[Web page and app entries]
#####
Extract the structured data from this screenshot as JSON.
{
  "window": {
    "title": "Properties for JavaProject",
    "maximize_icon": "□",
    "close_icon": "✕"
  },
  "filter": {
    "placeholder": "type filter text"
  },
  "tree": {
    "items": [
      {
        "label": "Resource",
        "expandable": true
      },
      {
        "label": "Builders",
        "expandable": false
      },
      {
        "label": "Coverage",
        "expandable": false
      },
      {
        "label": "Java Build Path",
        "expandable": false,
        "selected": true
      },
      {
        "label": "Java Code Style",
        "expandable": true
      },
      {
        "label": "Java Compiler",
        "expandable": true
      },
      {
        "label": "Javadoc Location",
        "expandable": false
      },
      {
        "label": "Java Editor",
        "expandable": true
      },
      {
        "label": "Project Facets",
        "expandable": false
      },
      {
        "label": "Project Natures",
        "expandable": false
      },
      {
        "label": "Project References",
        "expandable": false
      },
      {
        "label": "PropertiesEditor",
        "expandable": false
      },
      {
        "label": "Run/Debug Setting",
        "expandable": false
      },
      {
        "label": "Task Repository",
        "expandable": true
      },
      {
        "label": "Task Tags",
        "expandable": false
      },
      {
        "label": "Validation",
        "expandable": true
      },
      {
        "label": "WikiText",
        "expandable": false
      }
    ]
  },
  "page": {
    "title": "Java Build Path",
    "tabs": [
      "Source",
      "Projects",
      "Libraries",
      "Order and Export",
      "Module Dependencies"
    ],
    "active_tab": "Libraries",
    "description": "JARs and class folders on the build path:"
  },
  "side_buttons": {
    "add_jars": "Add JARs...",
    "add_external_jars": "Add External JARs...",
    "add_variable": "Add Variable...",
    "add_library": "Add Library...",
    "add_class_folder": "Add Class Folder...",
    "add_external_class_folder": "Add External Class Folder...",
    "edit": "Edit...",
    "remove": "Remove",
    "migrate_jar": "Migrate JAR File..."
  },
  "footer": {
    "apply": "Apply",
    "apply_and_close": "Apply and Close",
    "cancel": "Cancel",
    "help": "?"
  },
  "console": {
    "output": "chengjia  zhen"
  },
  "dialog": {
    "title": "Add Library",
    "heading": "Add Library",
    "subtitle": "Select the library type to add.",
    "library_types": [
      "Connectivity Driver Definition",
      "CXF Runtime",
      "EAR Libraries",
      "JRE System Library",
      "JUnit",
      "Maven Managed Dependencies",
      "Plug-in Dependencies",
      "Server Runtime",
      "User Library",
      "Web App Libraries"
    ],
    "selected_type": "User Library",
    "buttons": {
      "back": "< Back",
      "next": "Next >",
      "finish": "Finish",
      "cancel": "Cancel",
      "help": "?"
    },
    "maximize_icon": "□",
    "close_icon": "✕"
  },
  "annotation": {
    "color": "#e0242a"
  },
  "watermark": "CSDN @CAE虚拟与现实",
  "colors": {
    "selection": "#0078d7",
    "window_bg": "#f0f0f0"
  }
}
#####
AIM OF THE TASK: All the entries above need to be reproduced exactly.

TASK SOLUTION:
Extract the structured data from this screenshot as JSON.
{
  "window": {
    "title": "Properties for JavaProject",
    "maximize_icon": "□",
    "close_icon": "✕"
  },
  "filter": {
    "placeholder": "type filter text"
  },
  "tree": {
    "items": [
      {
        "label": "Resource",
        "expandable": true
      },
      {
        "label": "Builders",
        "expandable": false
      },
      {
        "label": "Coverage",
        "expandable": false
      },
      {
        "label": "Java Build Path",
        "expandable": false,
        "selected": true
      },
      {
        "label": "Java Code Style",
        "expandable": true
      },
      {
        "label": "Java Compiler",
        "expandable": true
      },
      {
        "label": "Javadoc Location",
        "expandable": false
      },
      {
        "label": "Java Editor",
        "expandable": true
      },
      {
        "label": "Project Facets",
        "expandable": false
      },
      {
        "label": "Project Natures",
        "expandable": false
      },
      {
        "label": "Project References",
        "expandable": false
      },
      {
        "label": "PropertiesEditor",
        "expandable": false
      },
      {
        "label": "Run/Debug Setting",
        "expandable": false
      },
      {
        "label": "Task Repository",
        "expandable": true
      },
      {
        "label": "Task Tags",
        "expandable": false
      },
      {
        "label": "Validation",
        "expandable": true
      },
      {
        "label": "WikiText",
        "expandable": false
      }
    ]
  },
  "page": {
    "title": "Java Build Path",
    "tabs": [
      "Source",
      "Projects",
      "Libraries",
      "Order and Export",
      "Module Dependencies"
    ],
    "active_tab": "Libraries",
    "description": "JARs and class folders on the build path:"
  },
  "side_buttons": {
    "add_jars": "Add JARs...",
    "add_external_jars": "Add External JARs...",
    "add_variable": "Add Variable...",
    "add_library": "Add Library...",
    "add_class_folder": "Add Class Folder...",
    "add_external_class_folder": "Add External Class Folder...",
    "edit": "Edit...",
    "remove": "Remove",
    "migrate_jar": "Migrate JAR File..."
  },
  "footer": {
    "apply": "Apply",
    "apply_and_close": "Apply and Close",
    "cancel": "Cancel",
    "help": "?"
  },
  "console": {
    "output": "chengjia  zhen"
  },
  "dialog": {
    "title": "Add Library",
    "heading": "Add Library",
    "subtitle": "Select the library type to add.",
    "library_types": [
      "Connectivity Driver Definition",
      "CXF Runtime",
      "EAR Libraries",
      "JRE System Library",
      "JUnit",
      "Maven Managed Dependencies",
      "Plug-in Dependencies",
      "Server Runtime",
      "User Library",
      "Web App Libraries"
    ],
    "selected_type": "User Library",
    "buttons": {
      "back": "< Back",
      "next": "Next >",
      "finish": "Finish",
      "cancel": "Cancel",
      "help": "?"
    },
    "maximize_icon": "□",
    "close_icon": "✕"
  },
  "annotation": {
    "color": "#e0242a"
  },
  "watermark": "CSDN @CAE虚拟与现实",
  "colors": {
    "selection": "#0078d7",
    "window_bg": "#f0f0f0"
  }
}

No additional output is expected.